The public hearing held on the Ionia ordinance did not dis- appoint. The hearing room was filled to capacity, with standing room only, and the City Council gave all who wished a chance to be heard. Over two hours of testimony was given - from “pit bull” owners in the area, to rescue volunteers, attorneys, and even concerned non-pit bull owners. Everyone was very well spoken, and clearly delineated the issues with BSL. There was a race to the podium, and by the time I got my turn to speak, many of my points had already been covered, but I still had plenty of ammunition. One lady in particular stood out: she didn’t own any “pit bulls” and instead was a coon hunter and Beagler, but still took the time to come speak and support fellow dog owners. It was truly heartwarming to see so many well versed individuals speaking out against BSL.

After all of the citizens were heard, the Mayor spoke his piece. He seemed to have already made his mind up and my heart sunk as I heard him dismiss all the testimony he had heard, and many council members were nodding their heads in agreement. He stated that while he was “confident the majority of pit bulls” were as described by many of the speakers, he believes that “pit bulls are a very significant danger.” When he informed us all that he was personally friends with the woman who was attacked by two “pit bulls” last year (hence the reason behind the ordinance), I thought we were done for. Interestingly enough, the Mayor said the woman who was attacked did not support the ordinance. However, after much debate on some technicalities and meeting procedure, the ordinance was put to a vote. The ordinance was voted down, by a 5 to 3 vote, the exact number that had voted the ordinance in on the first reading! Everyone was a bit surprised, but surprise quickly turned to elation. The positive energy outside of chambers due to the victory was contagious and the chatter was loud. The hearing and subsequent vote was absolute proof positive that citizen advocacy does work and you can make a difference!

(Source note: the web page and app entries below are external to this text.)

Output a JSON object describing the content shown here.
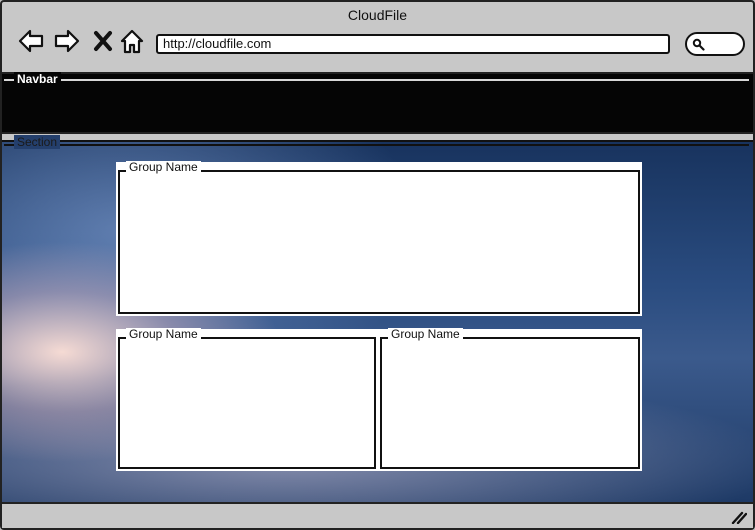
{
  "window": {
    "title": "CloudFile"
  },
  "toolbar": {
    "back_icon": "back-arrow-icon",
    "forward_icon": "forward-arrow-icon",
    "stop_icon": "close-icon",
    "home_icon": "home-icon",
    "url": "http://cloudfile.com",
    "search_icon": "search-icon"
  },
  "navbar": {
    "label": "Navbar"
  },
  "section": {
    "label": "Section",
    "groups": [
      {
        "name": "Group Name"
      },
      {
        "name": "Group Name"
      },
      {
        "name": "Group Name"
      }
    ]
  },
  "colors": {
    "chrome": "#c8c8c8",
    "navbar_bg": "#050505",
    "panel_bg": "#ffffff",
    "outline": "#111111"
  }
}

I know I have discussed contacting lawmakers previously, but I wanted to make it clear in this column that public hearings are just that: for lawmakers to hear from the public! Hearings at any level, whether it be your local city council or a Senate hearing, are open for you to attend and to offer your expertise to educate lawmakers. The more we have attending on our side, the greater impact we can have. I think many have the misconception that you have to be with a group or somehow affiliated in order to attend state legislature hearings, which is not the case at all. Anyone can attend the hearings that are open to the public, and anyone can speak. You can offer both written and spoken testimony, or one or the other. Take caution in written testimony, as it typically becomes part of the record and open to the public to view. The upside to written testimony is that the legislators have it in their possession to later review and use as reference.

If you are interested in attending a hearing at any level, and I encourage all of you to do so, plan ahead. You can always merely attend the first time out, without speaking or presenting, if the idea intimidates you, to get a feel for what it’s like and what to expect should you decide to speak. Appearance does count, so don’t show up in dirty jeans and holey tee shirts. You want to be taken seriously, so show the respect that your issue deserves. I’m not telling you to go out and buy a three piece suit, but dress clean, preferably business casual, and make sure your appearance is tidy and neat. If you plan to speak on behalf of your issue, prepare yourself. Know the number of the bill or ordinance you’re speaking about. Be a devil’s advocate, and try to understand the opposing side’s arguments so that you can address those and counter with facts. Most importantly, have confidence in yourself, because you, as a dog owner, breeder, and/or exhibitor, are the real expert, and your testimony is imperative to dog issues.